The College Board has released no public data on that. Nor has it specified the number of test takers from South Korea or South Africa or Sweden or any other foreign country.

That is likely to change soon.

On Friday, College Board spokesman Zachary Goldberg wrote in an e-mail: “Historically we have released domestic data on SAT participation, but based on growing interest we plan to release international data in the coming months. As with all our data, we want to ensure we are providing consistent and accurate information.”

Goldberg confirmed that meant the College Board plans to disclose per-country usage numbers. The College Board, a nonprofit organization based in New York, owns the SAT.

ACT, a nonprofit organization based in Iowa, declined Friday to provide a count of how many students from China or other foreign countries take the rival ACT college admission test. “Sorry to frustrate you,” ACT spokesman Ed Colby wrote. He said the ACT considers the data “proprietary information.” But he said that 60 percent of international ACT usage is in Asia.

Detail on international test-taking is relevant for multiple reasons.

First, the globalization of higher education means that ever more students from abroad have ambitions and realistic hopes of going to college in the United States.
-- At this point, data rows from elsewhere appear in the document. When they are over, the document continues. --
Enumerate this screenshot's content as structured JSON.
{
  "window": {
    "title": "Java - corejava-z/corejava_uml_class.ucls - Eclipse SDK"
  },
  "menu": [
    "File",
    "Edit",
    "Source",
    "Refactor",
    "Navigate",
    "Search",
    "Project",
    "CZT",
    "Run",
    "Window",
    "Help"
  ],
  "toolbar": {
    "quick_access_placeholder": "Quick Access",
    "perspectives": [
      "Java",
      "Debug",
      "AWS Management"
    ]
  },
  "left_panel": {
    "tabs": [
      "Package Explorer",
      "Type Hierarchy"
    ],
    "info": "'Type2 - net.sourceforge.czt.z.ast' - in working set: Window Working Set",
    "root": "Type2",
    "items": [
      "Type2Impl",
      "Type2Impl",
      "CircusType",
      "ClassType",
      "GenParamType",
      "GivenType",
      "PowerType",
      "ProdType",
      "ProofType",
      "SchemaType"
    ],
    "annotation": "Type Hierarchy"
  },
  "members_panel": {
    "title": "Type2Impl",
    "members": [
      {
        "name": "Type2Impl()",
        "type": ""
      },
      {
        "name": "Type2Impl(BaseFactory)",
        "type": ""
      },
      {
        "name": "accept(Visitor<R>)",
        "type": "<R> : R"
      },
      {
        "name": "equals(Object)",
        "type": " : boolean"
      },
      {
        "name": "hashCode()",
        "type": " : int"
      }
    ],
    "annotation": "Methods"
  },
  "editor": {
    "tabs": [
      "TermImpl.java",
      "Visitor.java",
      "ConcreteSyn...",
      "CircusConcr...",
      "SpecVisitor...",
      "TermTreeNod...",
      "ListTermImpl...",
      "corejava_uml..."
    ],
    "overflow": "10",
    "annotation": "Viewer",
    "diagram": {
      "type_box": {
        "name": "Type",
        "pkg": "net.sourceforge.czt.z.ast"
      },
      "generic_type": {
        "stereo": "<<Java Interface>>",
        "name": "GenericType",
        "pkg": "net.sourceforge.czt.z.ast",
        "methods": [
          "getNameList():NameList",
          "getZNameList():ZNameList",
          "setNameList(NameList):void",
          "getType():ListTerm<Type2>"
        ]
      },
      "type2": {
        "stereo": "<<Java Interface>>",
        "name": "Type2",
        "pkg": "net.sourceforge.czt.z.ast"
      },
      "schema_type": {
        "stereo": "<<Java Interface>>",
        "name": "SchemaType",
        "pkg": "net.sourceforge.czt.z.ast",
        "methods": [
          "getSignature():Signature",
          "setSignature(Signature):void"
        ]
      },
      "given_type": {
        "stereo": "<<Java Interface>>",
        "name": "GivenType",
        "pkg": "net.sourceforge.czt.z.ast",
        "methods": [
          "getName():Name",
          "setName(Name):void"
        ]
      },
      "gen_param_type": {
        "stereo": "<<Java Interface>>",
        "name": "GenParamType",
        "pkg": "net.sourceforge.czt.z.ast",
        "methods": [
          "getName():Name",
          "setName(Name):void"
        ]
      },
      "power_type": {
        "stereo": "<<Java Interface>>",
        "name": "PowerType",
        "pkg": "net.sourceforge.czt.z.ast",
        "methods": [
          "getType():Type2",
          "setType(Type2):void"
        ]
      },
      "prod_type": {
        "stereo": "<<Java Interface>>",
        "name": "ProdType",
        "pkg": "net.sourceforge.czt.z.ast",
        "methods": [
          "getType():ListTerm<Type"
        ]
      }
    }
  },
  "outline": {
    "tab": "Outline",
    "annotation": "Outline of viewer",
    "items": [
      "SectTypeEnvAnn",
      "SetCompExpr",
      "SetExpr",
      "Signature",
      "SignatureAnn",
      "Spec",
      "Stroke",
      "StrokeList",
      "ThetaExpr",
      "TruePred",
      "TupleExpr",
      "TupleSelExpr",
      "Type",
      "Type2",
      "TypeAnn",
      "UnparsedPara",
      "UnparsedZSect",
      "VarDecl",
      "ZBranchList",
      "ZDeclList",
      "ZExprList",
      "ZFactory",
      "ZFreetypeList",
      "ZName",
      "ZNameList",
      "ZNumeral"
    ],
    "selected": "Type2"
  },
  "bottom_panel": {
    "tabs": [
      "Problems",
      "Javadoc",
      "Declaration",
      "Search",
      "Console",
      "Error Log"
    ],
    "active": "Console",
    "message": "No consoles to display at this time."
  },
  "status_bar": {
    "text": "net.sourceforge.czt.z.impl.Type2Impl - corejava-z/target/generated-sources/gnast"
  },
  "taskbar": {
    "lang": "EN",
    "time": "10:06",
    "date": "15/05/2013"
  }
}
Knowing exactly where admission tests are taken, and by exactly how many students, would be a key metric in tracking this phenomenon and would yield very interesting information about education patterns in specific countries and regions.

Second, this week’s revelation of cheating allegations involving Chinese and South Koreans who took the SAT on Oct. 11 spotlights the growth of testing in that part of the world and how test security is maintained there. Knowing how many Chinese or South Koreans take the SAT (and where they take it) would provide important context for that story. (Worth noting: Chinese generally must leave the mainland to take the test, going to Hong Kong or elsewhere.)

Here’s what is known about international test usage from previous College Board reports: The total number of students in the Class of 2014 who took the SAT was 1,672,395. The total from the United States, including Puerto Rico and the Virgin Islands, was 1,535,049.

So the total not from the United States was 137,346.

A significant fraction of that total were undoubtedly Chinese or South Korean because those two countries are the top annual suppliers of foreign undergraduates in U.S. colleges.

Soon, it appears, we will learn more about just how many Chinese and Koreans — and others from foreign countries — take the SAT.